    • The Ministry acknowledges the contribution that these resources can make to the quality of teaching and learning, including support for adaptive learning and formative assessment. Universities should be proactive in monitoring conditions attached to the use of learning resources by faculty and students, to ensure consistency with institutional academic policies and values.
  • Vendor fees – these fees are for material or services where the institution acts as a broker with a vendor for the student. These fees must be used for specific materials or services, and universities are expected to itemize these fees for students.
    • The institution is neither the manufacturer nor supplier of the material or service being purchased.
    • These fees are set and levied through an agreement with the vendor and do not produce net revenue for the institution.
    • Fees for material or services where a student governing body acts as a broker are considered student governing body fees.
  • Work placement fees – fees to cover the costs of placing students in jobs for work terms. The following types of costs are considered eligible:
    • Placement service costs, including those listed below.
      • Salaries and benefits of the portion of each position directly related to the provision of placement services and work-term activity. This includes placement directors, officers, assistants and administrative and support staff.
      • Non-salary expenditures attributable to the provision of placement services and work-term activities including travel, telephone, mailing/postage, printing, photocopying, publicity, computing, equipment, furnishing, supplies, and external meetings.
    • Maintenance costs related to spaces used for placement services, administrative and professional placement staff, and interviewing or meeting rooms used in the placement function. This also includes the costs of utilities, custodial service, and security for this space.
      • The costs of space used for the portion of time for other purposes should be adjusted according to the proportion of usage for placement service

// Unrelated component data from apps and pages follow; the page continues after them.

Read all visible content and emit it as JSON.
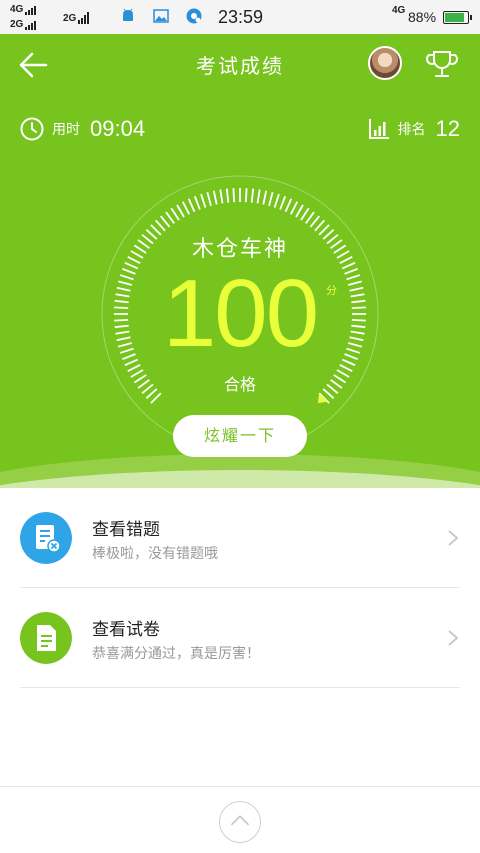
{
  "status_bar": {
    "sim1_type": "4G",
    "sim2_type": "2G",
    "sim3_type": "2G",
    "time": "23:59",
    "battery_network": "4G",
    "battery_percent": "88%",
    "battery_level": 0.88,
    "icons": [
      "android-icon",
      "image-icon",
      "app-notification-icon"
    ]
  },
  "header": {
    "title": "考试成绩",
    "back_icon": "arrow-left-icon",
    "trophy_icon": "trophy-icon"
  },
  "stats": {
    "time_label": "用时",
    "time_value": "09:04",
    "rank_label": "排名",
    "rank_value": "12"
  },
  "result": {
    "rank_title": "木仓车神",
    "score": "100",
    "score_unit": "分",
    "verdict": "合格",
    "share_button": "炫耀一下",
    "gauge_fraction": 1.0
  },
  "list": [
    {
      "title": "查看错题",
      "subtitle": "棒极啦，没有错题哦",
      "icon": "wrong-questions-icon",
      "color": "#2fa4e7"
    },
    {
      "title": "查看试卷",
      "subtitle": "恭喜满分通过，真是厉害！",
      "icon": "exam-paper-icon",
      "color": "#78c41f"
    }
  ],
  "colors": {
    "accent_green": "#78c41f",
    "score_yellow": "#e8ff3a",
    "blue": "#2fa4e7"
  }
}
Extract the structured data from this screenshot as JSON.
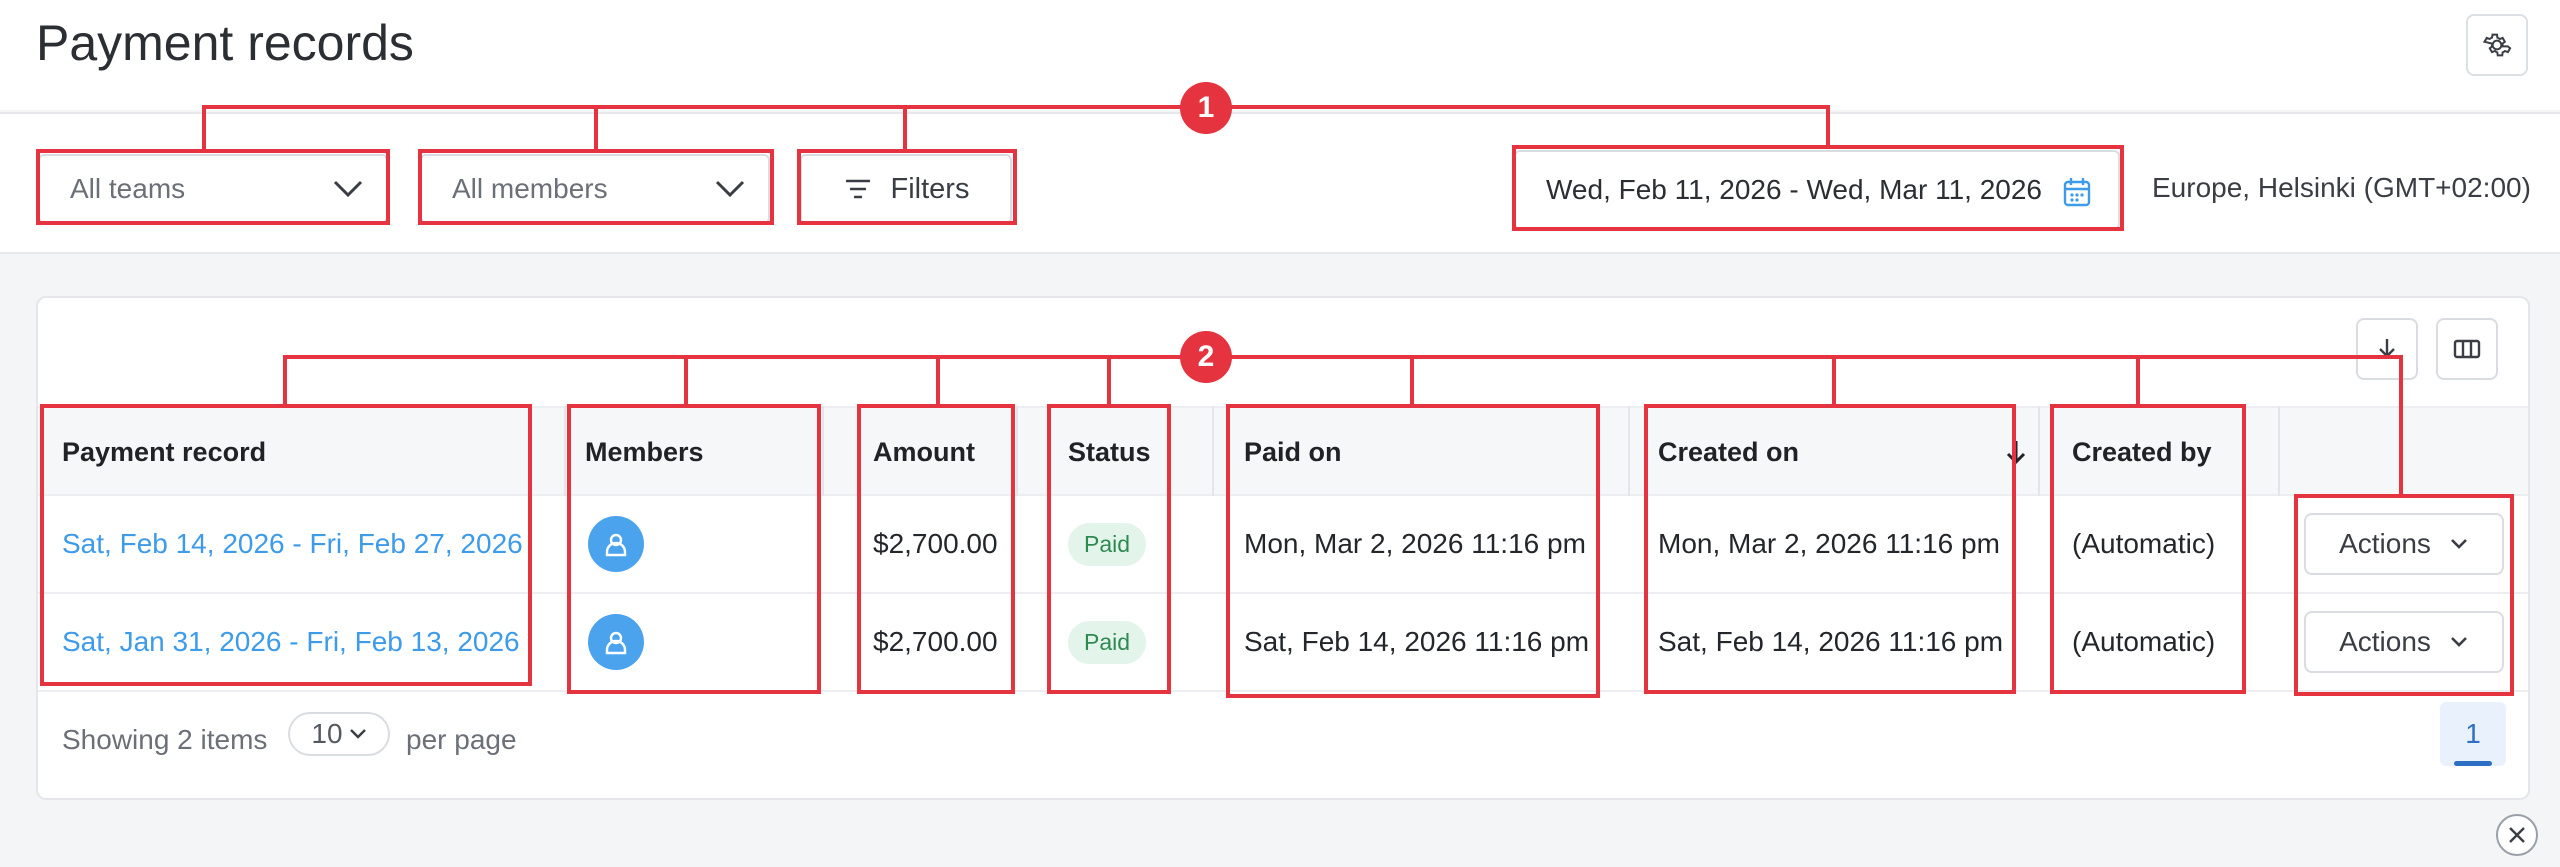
{
  "header": {
    "title": "Payment records",
    "settings_icon": "gear-icon"
  },
  "toolbar": {
    "teams": "All teams",
    "members": "All members",
    "filters": "Filters",
    "date_range": "Wed, Feb 11, 2026 - Wed, Mar 11, 2026",
    "timezone": "Europe, Helsinki (GMT+02:00)"
  },
  "table": {
    "columns": [
      "Payment record",
      "Members",
      "Amount",
      "Status",
      "Paid on",
      "Created on",
      "Created by"
    ],
    "sort_column": "Created on",
    "sort_direction": "descending",
    "rows": [
      {
        "record": "Sat, Feb 14, 2026 - Fri, Feb 27, 2026",
        "amount": "$2,700.00",
        "status": "Paid",
        "paid_on": "Mon, Mar 2, 2026 11:16 pm",
        "created_on": "Mon, Mar 2, 2026 11:16 pm",
        "created_by": "(Automatic)",
        "actions": "Actions"
      },
      {
        "record": "Sat, Jan 31, 2026 - Fri, Feb 13, 2026",
        "amount": "$2,700.00",
        "status": "Paid",
        "paid_on": "Sat, Feb 14, 2026 11:16 pm",
        "created_on": "Sat, Feb 14, 2026 11:16 pm",
        "created_by": "(Automatic)",
        "actions": "Actions"
      }
    ]
  },
  "footer": {
    "showing": "Showing 2 items",
    "per_page_value": "10",
    "per_page_label": "per page",
    "current_page": "1"
  },
  "annotations": {
    "marker_1": "1",
    "marker_2": "2"
  },
  "colors": {
    "accent": "#3d9be9",
    "annotation": "#e5333f",
    "paid_bg": "#e3f4ea",
    "paid_text": "#2f8a52"
  }
}
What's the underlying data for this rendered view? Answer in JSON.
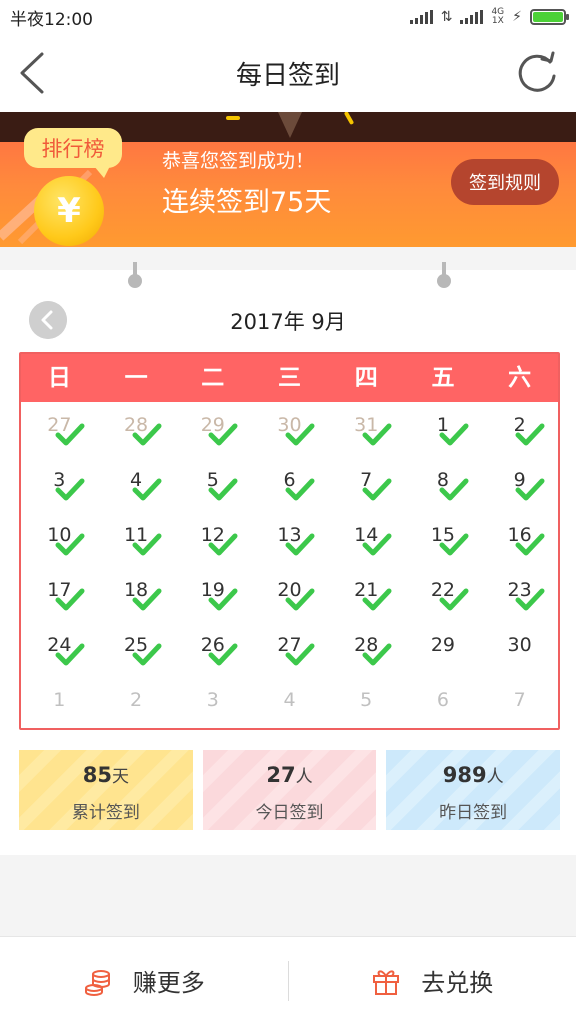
{
  "status_bar": {
    "time": "半夜12:00",
    "net_label_top": "4G",
    "net_label_bottom": "1X"
  },
  "nav": {
    "title": "每日签到",
    "back_icon": "chevron-left-icon",
    "refresh_icon": "refresh-icon"
  },
  "banner": {
    "rank_label": "排行榜",
    "congrats": "恭喜您签到成功！",
    "streak": "连续签到75天",
    "rules_button": "签到规则",
    "coin_symbol": "¥"
  },
  "calendar": {
    "month_title": "2017年 9月",
    "weekdays": [
      "日",
      "一",
      "二",
      "三",
      "四",
      "五",
      "六"
    ],
    "days": [
      {
        "label": "27",
        "checked": true,
        "kind": "prev"
      },
      {
        "label": "28",
        "checked": true,
        "kind": "prev"
      },
      {
        "label": "29",
        "checked": true,
        "kind": "prev"
      },
      {
        "label": "30",
        "checked": true,
        "kind": "prev"
      },
      {
        "label": "31",
        "checked": true,
        "kind": "prev"
      },
      {
        "label": "1",
        "checked": true,
        "kind": "cur"
      },
      {
        "label": "2",
        "checked": true,
        "kind": "cur"
      },
      {
        "label": "3",
        "checked": true,
        "kind": "cur"
      },
      {
        "label": "4",
        "checked": true,
        "kind": "cur"
      },
      {
        "label": "5",
        "checked": true,
        "kind": "cur"
      },
      {
        "label": "6",
        "checked": true,
        "kind": "cur"
      },
      {
        "label": "7",
        "checked": true,
        "kind": "cur"
      },
      {
        "label": "8",
        "checked": true,
        "kind": "cur"
      },
      {
        "label": "9",
        "checked": true,
        "kind": "cur"
      },
      {
        "label": "10",
        "checked": true,
        "kind": "cur"
      },
      {
        "label": "11",
        "checked": true,
        "kind": "cur"
      },
      {
        "label": "12",
        "checked": true,
        "kind": "cur"
      },
      {
        "label": "13",
        "checked": true,
        "kind": "cur"
      },
      {
        "label": "14",
        "checked": true,
        "kind": "cur"
      },
      {
        "label": "15",
        "checked": true,
        "kind": "cur"
      },
      {
        "label": "16",
        "checked": true,
        "kind": "cur"
      },
      {
        "label": "17",
        "checked": true,
        "kind": "cur"
      },
      {
        "label": "18",
        "checked": true,
        "kind": "cur"
      },
      {
        "label": "19",
        "checked": true,
        "kind": "cur"
      },
      {
        "label": "20",
        "checked": true,
        "kind": "cur"
      },
      {
        "label": "21",
        "checked": true,
        "kind": "cur"
      },
      {
        "label": "22",
        "checked": true,
        "kind": "cur"
      },
      {
        "label": "23",
        "checked": true,
        "kind": "cur"
      },
      {
        "label": "24",
        "checked": true,
        "kind": "cur"
      },
      {
        "label": "25",
        "checked": true,
        "kind": "cur"
      },
      {
        "label": "26",
        "checked": true,
        "kind": "cur"
      },
      {
        "label": "27",
        "checked": true,
        "kind": "cur"
      },
      {
        "label": "28",
        "checked": true,
        "kind": "cur"
      },
      {
        "label": "29",
        "checked": false,
        "kind": "cur"
      },
      {
        "label": "30",
        "checked": false,
        "kind": "cur"
      },
      {
        "label": "1",
        "checked": false,
        "kind": "next"
      },
      {
        "label": "2",
        "checked": false,
        "kind": "next"
      },
      {
        "label": "3",
        "checked": false,
        "kind": "next"
      },
      {
        "label": "4",
        "checked": false,
        "kind": "next"
      },
      {
        "label": "5",
        "checked": false,
        "kind": "next"
      },
      {
        "label": "6",
        "checked": false,
        "kind": "next"
      },
      {
        "label": "7",
        "checked": false,
        "kind": "next"
      }
    ]
  },
  "stats": {
    "total": {
      "value": "85",
      "unit": "天",
      "label": "累计签到"
    },
    "today": {
      "value": "27",
      "unit": "人",
      "label": "今日签到"
    },
    "yesterday": {
      "value": "989",
      "unit": "人",
      "label": "昨日签到"
    }
  },
  "bottom": {
    "earn_label": "赚更多",
    "earn_icon": "coins-icon",
    "exchange_label": "去兑换",
    "exchange_icon": "gift-icon"
  },
  "colors": {
    "accent": "#ff6464",
    "check": "#3cc84b",
    "banner_orange": "#ff8a3c",
    "bottom_icon": "#f06040"
  }
}
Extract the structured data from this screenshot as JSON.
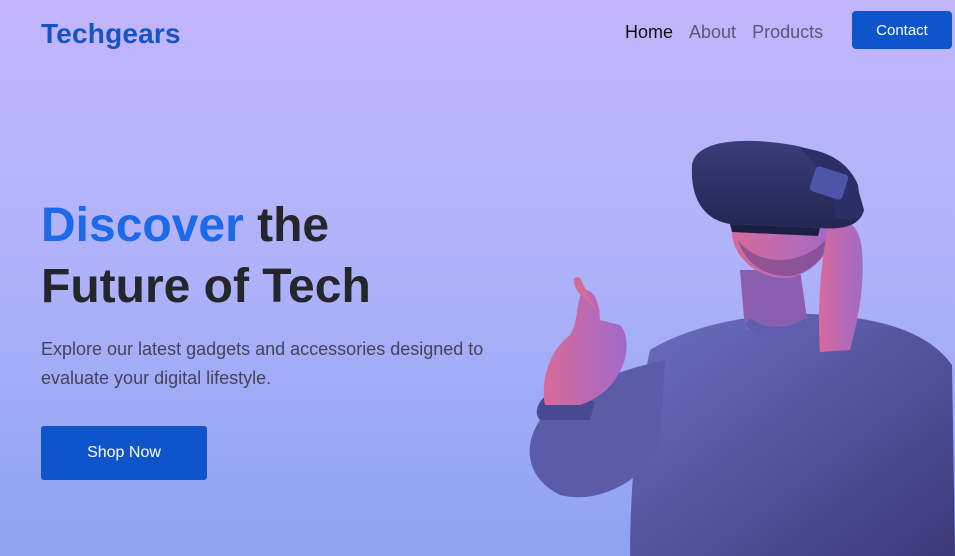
{
  "brand": {
    "name": "Techgears"
  },
  "nav": {
    "items": [
      {
        "label": "Home",
        "active": true
      },
      {
        "label": "About",
        "active": false
      },
      {
        "label": "Products",
        "active": false
      }
    ],
    "contact_label": "Contact"
  },
  "hero": {
    "title_accent": "Discover",
    "title_rest_line1": " the",
    "title_line2": "Future of Tech",
    "description": "Explore our latest gadgets and accessories designed to evaluate your digital lifestyle.",
    "cta_label": "Shop Now"
  },
  "colors": {
    "brand": "#1753c4",
    "accent": "#1c6ae8",
    "button": "#0e55cc",
    "background_top": "#c2b5fb",
    "background_bottom": "#8ea2f2"
  }
}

Section 7:
Reporting and Compliance

7. A: Reporting Requirements

Each university is required to report their annual tuition fees by program to the Ministry. As part of this report, university Executive Heads are required to sign-off on the report confirming that the tuition policy has been correctly implemented, including confirmation that the university is compliant with the Tuition Fee Framework.

Any university that does not comply with the tuition requirements specified in this framework, or is not in compliance with the policies on billing, program/flat fees, or ancillary fees, may be required to reimburse students for the excess or non-compliant fees charged. In the event that the students cannot be reimbursed, the Ministry will have the option of reducing the institution’s operating grants.

The Ministry will provide details regarding reporting requirements and templates through memorandums sent to universities throughout the year.


  • [1] ^ For the purpose of these guidelines, an entitlement is an amount greater than zero of student loans or grants that a student qualifies for through OSAP. The Ministry notifies institutions of students’ entitlements through the institution’s daily year-to-date file.
  • [2] ^ This includes costs paid out of operating and capital grants and tuition fee revenue.
  • [3] ^ Effective May 1, 1987, all compulsory tuition-related ancillary fees for items normally paid for out of operating revenue were prohibited. Effective September 1, 1991, all compulsory ancillary fees for items eligible for capital grants were also prohibited.
  • [4] ^ A new fee resulting from a referenda sponsored only by university administration cannot be implemented unless provided for in the protocol.